    What rules would those be? Can you expand that apparent contraction into its constituent terms as a way of explaining the underlying grammatical rules?

    Don’t get me wrong, I am not unsympathetic to your larger point, but I think you run too far in the direction of anything goes when you assert that whatever is understandable to a particular group should be acceptable to all.

  4. Leszek Cyfer
    October 13th, 2008 at 21:00 | #4

    Political correctness is not so strong in Poland, but there is kind of snobistic looking “from above” at those who use more popular versions of words or sentences. Ah and you english speakers have it so easy with your conjugations :)

    Anyway there is a “Norma” which makes old forms obsolete by consensus of using new forms, and I absolutely hate when someone corrects what I’m saying when it is completely clear what I was saying, and huge amount of people speak in the same way as the one that is being corrected.

    That’s where I completely agree with you – when there is no way the other person could misunderstand what you just said, then you’ve spoken correctly.

    Anyway I’m not a native english speaker and I’m sure I made lot of mistakes in this post
    Sorry about that 😉


  5. Luis
    October 14th, 2008 at 00:35 | #5

    Paul: Yeah, metalanguage can be a pain. The basics I have fine, but when you get to stuff like “subjunctive” modes my eyes start gettin’ all glassy and stuff. Still, third person is “he-she-it-they,” indefinite is when it’s not specific who you’re talking about.

    Sako: Rules are what you define them to be. If a large group of people suddenly decided to say “blosreem” instead of “am” and “foofraw” instead of “are,” it would be OK as long as the use was consistent and followed rules–“blosreem” being the first person copula and “foofraw” being the second person, etc. In more real-world terms, the contraction “ain’t” replacing all negative forms of “be” (that’s the “rule”) would not be a problem, so long as it is consistent. It is only an error if one intends to use the mainstream “am not,” “are not,” or “is not,” and instead uses “ain’t”; but if the dialect demands “ain’t” in all three cases and the speakers uses that, then they are following the use of their dialect.

    Imagine a student in a class saying “I live in Main Street” (instead of “on”) and remarking on baseball by saying “New York are playing San Francisco tonight” (instead of “is”). Is that “wrong”? Well, if you’re an American it is–but not if you’re British. So why is the use of “ain’t” “wrong” if it is used just as consistently as differing rules of British English?

    If you mean to say that one intending to speak mainstream English uses “ain’t” as a transference error, then you are correct; but if that person, speaking their specific dialect, intended to use “ain’t” as their specific dialect demands, then they are not in error.

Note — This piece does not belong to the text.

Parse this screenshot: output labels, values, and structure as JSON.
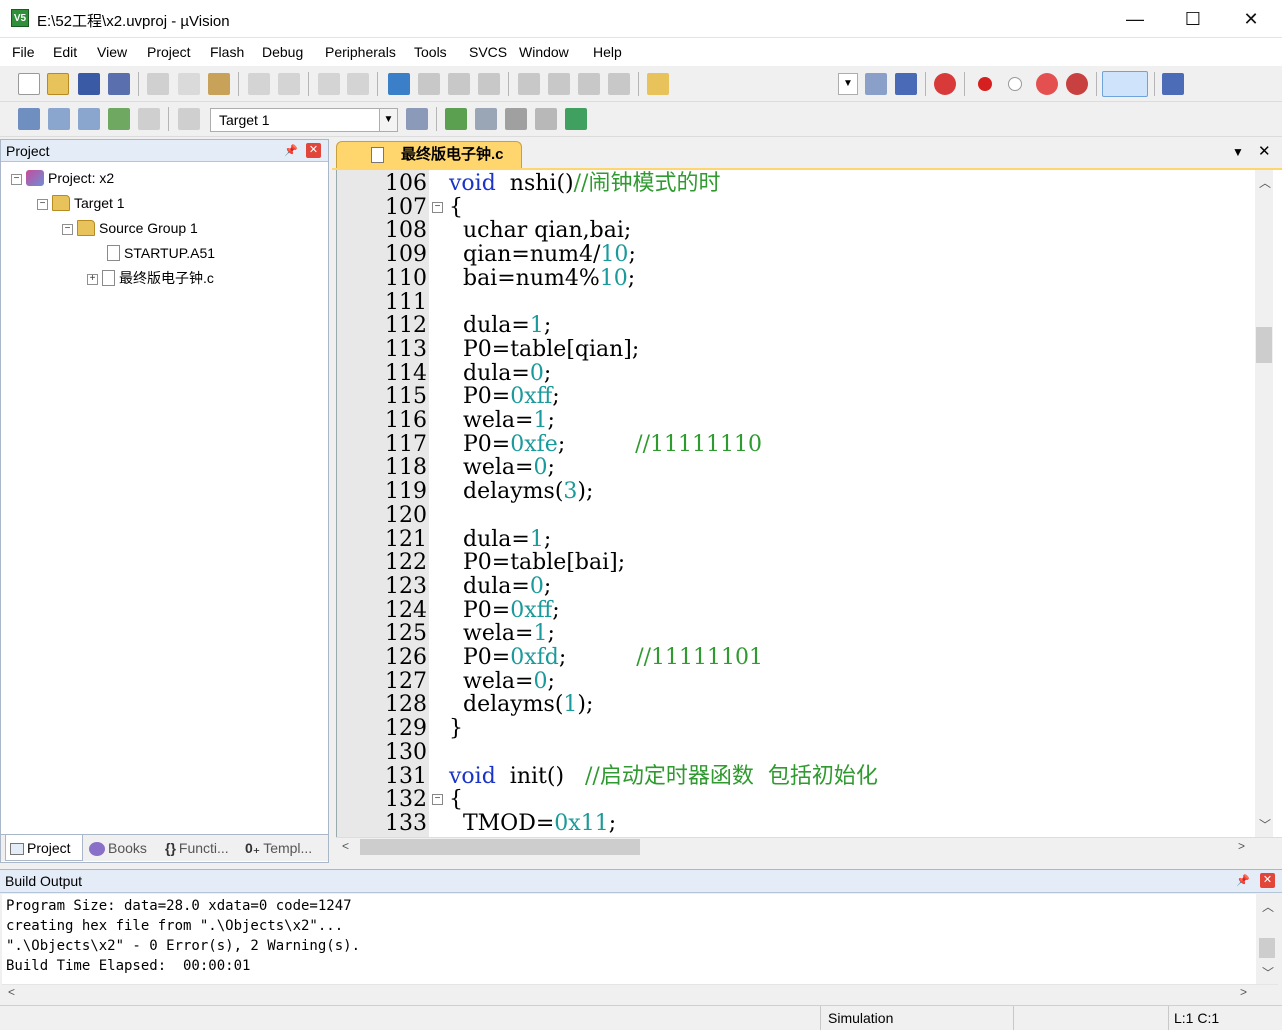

    I suppose it depends upon whether or not you demand that another person speaks the way you are used to instead of the way they are used to.

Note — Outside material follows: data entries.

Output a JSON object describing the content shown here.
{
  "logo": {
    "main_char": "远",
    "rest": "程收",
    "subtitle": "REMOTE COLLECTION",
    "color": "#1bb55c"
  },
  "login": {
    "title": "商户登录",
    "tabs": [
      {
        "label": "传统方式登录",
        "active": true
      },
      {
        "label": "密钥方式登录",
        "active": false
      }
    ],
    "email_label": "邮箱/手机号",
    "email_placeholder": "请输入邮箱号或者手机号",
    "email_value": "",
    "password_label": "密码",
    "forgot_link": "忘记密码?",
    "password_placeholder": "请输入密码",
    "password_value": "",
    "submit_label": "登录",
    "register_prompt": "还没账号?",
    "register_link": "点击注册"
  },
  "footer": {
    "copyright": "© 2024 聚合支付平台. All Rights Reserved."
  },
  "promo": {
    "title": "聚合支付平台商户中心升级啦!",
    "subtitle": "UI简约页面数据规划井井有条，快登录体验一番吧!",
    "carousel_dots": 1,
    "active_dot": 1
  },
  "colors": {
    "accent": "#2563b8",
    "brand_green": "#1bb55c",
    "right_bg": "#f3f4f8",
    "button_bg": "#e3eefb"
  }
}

  6. Leszek Cyfer
    October 14th, 2008 at 22:59 | #6

    I thought some more an there are some other interesting aspects to it.

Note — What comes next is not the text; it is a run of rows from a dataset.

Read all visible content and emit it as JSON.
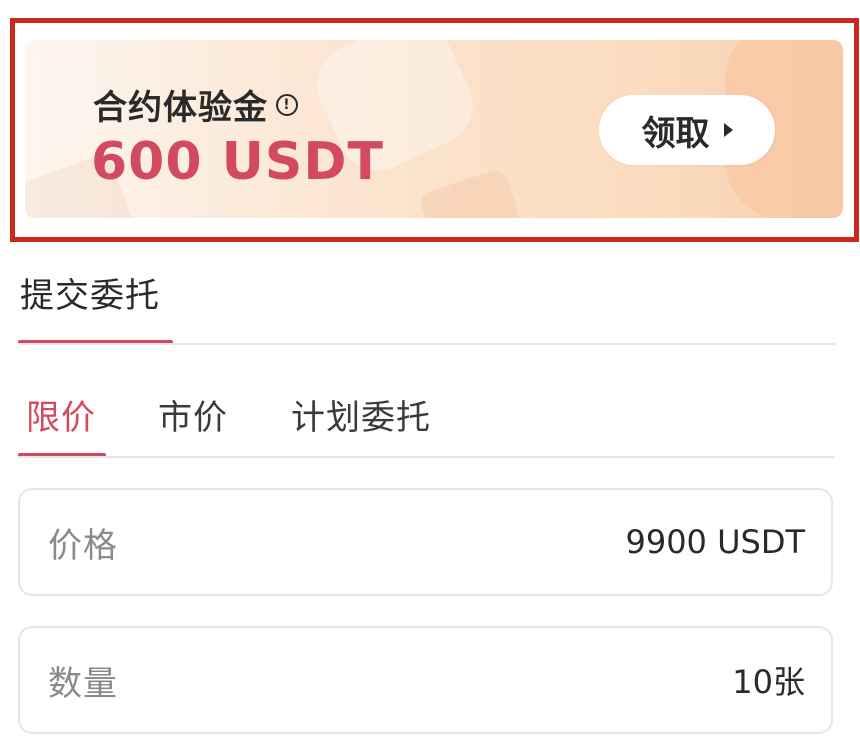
{
  "banner": {
    "title": "合约体验金",
    "amount": "600 USDT",
    "claim_label": "领取",
    "colors": {
      "amount": "#d34a5f",
      "highlight_border": "#c8281e"
    }
  },
  "section": {
    "title": "提交委托"
  },
  "tabs": [
    {
      "label": "限价",
      "active": true
    },
    {
      "label": "市价",
      "active": false
    },
    {
      "label": "计划委托",
      "active": false
    }
  ],
  "fields": {
    "price": {
      "label": "价格",
      "value": "9900 USDT"
    },
    "quantity": {
      "label": "数量",
      "value": "10张"
    }
  },
  "icons": {
    "info": "info-circle-icon",
    "arrow": "caret-right-icon"
  }
}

    First thing, there is the question of personal filters that everyone of us wears. We tend to label things, put them into some drawers, and fast at that – sometimes even in a middle of a sentence you decide that it belongs to a drawer labeled “rubbish”, just because you’ve heard a mistake/grammar-error – and this little tidbit has caused that your filter will screen out all the information conveyed by the message.

    Of course it can happen even before someone speaks – just because of how someone looks – you filter out everything he says.

    If you are being filtered out, whatever idea you’re trying to spread will not get through, so if you really want to get through and get listened you have to think in terms of “Is it correct gramatically?”

    Of course in spoken language it is very difficult to achieve, but in writing you should strive to reread your text before sending it to the world.

    That is, if you want to get through…

    That is if you want to get through to most people – if you want to appeal to some precisely distinguishable group, use it’s language, be it gang slang even – sometimes people will listen only if every second word begins on “F”…

    It is a matter of being effective.

Comments are closed.